      Another obvious difference is the different units of measurement.  Not only is there the fundamental grams/ounces, etc, but sometimes the British like to throw in quirky ones, like Stones (14 pounds.  Seriously.), and, more relevant to the issue of cooking, Gas Marks.  Because Farenheit & Celsius conversions weren’t fun enough.

      We quite often find ourselves mixing measurements which a lot of professional cooks recommend that you avoid. Our theory is try to stick to one but don’t worry if it’s just easier to measure a cup of flour and 50g of butter. Chances are it won’t be the end of the world. Baking is the one area you should probably put more effort into as precision is a lot more important.

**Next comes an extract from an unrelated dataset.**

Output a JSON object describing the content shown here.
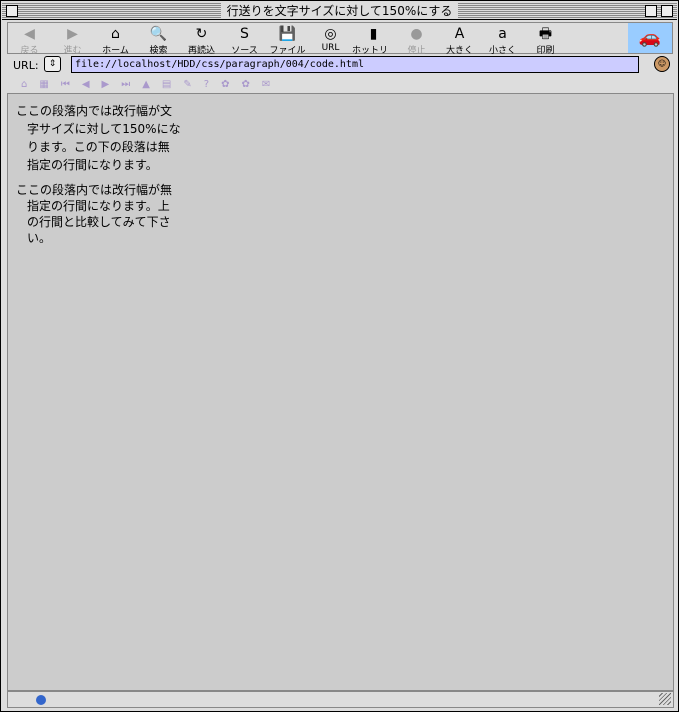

      The last issue is availability of ingredients, and the fact that ingredient names don’t necessarily mean the same thing.  The British don’t have Graham Crackers and Americans won’t be able to find blackcurrants as easily.  In this blog we will try to offer up country-appropriate alternatives when something doesn’t exist.  But knowing good import stores, both in your neighborhood and online, can help you find almost anything.  But an item simply not existing is a simple issue, differences in how you define ingredients is not. In our experience, American produce tends to be a lot bigger than in the UK, so if you’re following an American apple pie recipe, you might need to pick up some extra apples. And of course, words can mean totally different things in the two countries, like biscuits (a roll type thing you eat in gravy, or a relative of cookies that you eat when sipping tea), pudding (dessert as a whole, or only a select few types of dessert, most of which are provided to us by the Jello company), jelly (like jam, or gelatin?), and sausage (this is generally the same, but in America it’s not always assumed that it’s in casing, especially when talking about Italian sausage). Oh and the issue of spelling, Shannon will spell in American and Lucy will spell in British. It’s just easiest this way!

      Confused yet?  Don’t be.  In the end, it’s all food.  We’ll clear up what we can, and if we aren’t clear enough drop us a line on or leave us a comment here.